Under current law, if you are fired for union activity, you can only take your grievance to the National Labor Relations Board (NLRB) - a byzantine agency deliberately made more Kafkaesque by right-wing appointees and budget cuts. Today, the NLRB takes years to rule on labor law violations, often granting victims only their back pay - a tiny cost of doing business.
Union leaders are now focused on reforming the NLRB - an admirable goal - but Geoghegan's plan implies that workers are harmed by being legally leashed to Washington in the first place. His proposal says rather than being forced to rely on an unreliable bureaucracy for protection, workers should be empowered to defend themselves.
The six words would do just that. Regardless of whether the NLRB is strengthened or further weakened, persecuted workers would be able to haul union-busting thugs into court. There - unlike at the NLRB - plaintiffs can subpoena company records and win costly punitive damages.
Bolstering his argument, Geoghegan told me to consider variations in corporate behavior.
For example, because the Civil Rights Act bars racial discrimination, businesses are motivated to try to prevent bigotry: They want to avoid being sued. This is why no company brags about being racist.

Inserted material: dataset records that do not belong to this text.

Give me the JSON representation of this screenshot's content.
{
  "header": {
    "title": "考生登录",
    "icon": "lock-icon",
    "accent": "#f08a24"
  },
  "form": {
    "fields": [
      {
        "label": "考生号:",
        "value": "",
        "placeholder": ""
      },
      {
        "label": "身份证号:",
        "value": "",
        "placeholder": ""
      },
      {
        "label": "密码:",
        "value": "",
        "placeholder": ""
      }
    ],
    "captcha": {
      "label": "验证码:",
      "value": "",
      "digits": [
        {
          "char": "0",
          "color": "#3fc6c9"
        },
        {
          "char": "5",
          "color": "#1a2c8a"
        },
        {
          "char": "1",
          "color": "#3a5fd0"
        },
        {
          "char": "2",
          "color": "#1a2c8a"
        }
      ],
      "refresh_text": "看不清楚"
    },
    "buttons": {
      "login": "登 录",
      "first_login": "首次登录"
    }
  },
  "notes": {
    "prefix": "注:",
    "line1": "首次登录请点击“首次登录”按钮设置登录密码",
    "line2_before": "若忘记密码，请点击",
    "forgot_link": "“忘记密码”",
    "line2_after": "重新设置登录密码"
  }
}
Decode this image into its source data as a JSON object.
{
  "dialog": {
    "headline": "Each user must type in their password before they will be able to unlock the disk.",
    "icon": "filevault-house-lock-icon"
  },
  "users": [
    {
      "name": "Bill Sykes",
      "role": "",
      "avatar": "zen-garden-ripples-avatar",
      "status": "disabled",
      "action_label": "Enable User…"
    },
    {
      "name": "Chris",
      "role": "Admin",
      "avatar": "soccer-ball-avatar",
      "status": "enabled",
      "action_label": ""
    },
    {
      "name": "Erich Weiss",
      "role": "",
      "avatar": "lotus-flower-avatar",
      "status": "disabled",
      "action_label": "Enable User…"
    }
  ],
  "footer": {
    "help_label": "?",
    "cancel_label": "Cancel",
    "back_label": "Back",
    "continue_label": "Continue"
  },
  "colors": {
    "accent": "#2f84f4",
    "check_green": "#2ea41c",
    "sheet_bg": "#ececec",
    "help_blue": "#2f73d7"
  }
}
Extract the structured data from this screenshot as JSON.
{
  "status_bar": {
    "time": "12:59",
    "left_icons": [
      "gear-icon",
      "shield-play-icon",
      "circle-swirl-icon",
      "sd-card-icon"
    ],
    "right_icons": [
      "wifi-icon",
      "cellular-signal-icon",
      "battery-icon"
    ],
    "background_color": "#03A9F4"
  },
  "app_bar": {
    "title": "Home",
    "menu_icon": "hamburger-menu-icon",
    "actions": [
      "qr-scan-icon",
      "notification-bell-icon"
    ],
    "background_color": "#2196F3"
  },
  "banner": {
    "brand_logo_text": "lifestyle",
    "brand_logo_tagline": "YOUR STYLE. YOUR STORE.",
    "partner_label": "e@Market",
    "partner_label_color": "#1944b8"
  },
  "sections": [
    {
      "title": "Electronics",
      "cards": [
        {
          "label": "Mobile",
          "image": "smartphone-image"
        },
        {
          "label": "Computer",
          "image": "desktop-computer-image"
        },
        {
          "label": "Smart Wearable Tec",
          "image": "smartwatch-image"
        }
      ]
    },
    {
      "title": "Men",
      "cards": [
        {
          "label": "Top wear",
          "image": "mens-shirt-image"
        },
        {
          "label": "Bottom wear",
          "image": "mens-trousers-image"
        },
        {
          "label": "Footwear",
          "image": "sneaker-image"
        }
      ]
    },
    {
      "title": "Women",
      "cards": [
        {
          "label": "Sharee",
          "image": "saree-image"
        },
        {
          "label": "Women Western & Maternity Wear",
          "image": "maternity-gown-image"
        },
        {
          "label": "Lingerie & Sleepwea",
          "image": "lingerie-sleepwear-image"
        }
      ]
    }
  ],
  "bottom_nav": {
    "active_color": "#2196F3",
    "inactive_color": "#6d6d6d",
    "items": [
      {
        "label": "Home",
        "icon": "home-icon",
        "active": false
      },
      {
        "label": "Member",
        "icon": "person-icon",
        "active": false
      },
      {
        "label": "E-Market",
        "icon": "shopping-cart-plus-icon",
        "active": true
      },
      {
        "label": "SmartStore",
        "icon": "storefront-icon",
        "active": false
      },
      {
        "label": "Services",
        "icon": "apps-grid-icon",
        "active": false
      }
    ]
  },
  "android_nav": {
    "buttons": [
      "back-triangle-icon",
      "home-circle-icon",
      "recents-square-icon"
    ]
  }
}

But when it comes to unions, there is no such deterrent. The lack of civil rights protection effectively encourages businesses to punish pro-union employees - and publicize the abuse to intimidate their workforce. By making the six words law, the dynamic would shift. Companies would have a reason - fear of litigation - to respect workers' rights.
When Geoghegan and I finished chatting, I remembered why I believe he is America's most talented writer and thinker on labor issues. His relative anonymity is a tragicomic commentary on the media and the American Left. The Milton Friedmans are celebrated by pundits and cast in bronze by conservative think tanks, while the Geoghegans are dismissed by the chattering class and ignored by a progressive movement that regularly venerates Hollywood celebrities as its heroes.
Perhaps, though, this proposal will change things. In developing a way to shift incentives, Geoghegan has discovered a solution that both unionists and economists can love. It cribs the best from liberals' pro-union sympathies and conservatives' distrust of Big Government, and should make him famous (or at least a Cabinet secretary). After all, anyone who can bring such disparate ideologies and adversaries together is worthy of serious consideration - as is his six-word stroke of genius.
David Sirota is a bestselling author whose newest book, "The Uprising," was released in June. He is a fellow at the Campaign for America's Future and a board member of the Progressive States Network - both nonpartisan organizations. His blog is at www.credoaction.com/sirota.
This article appeared on page B - 11 of the San Francisco Chronicle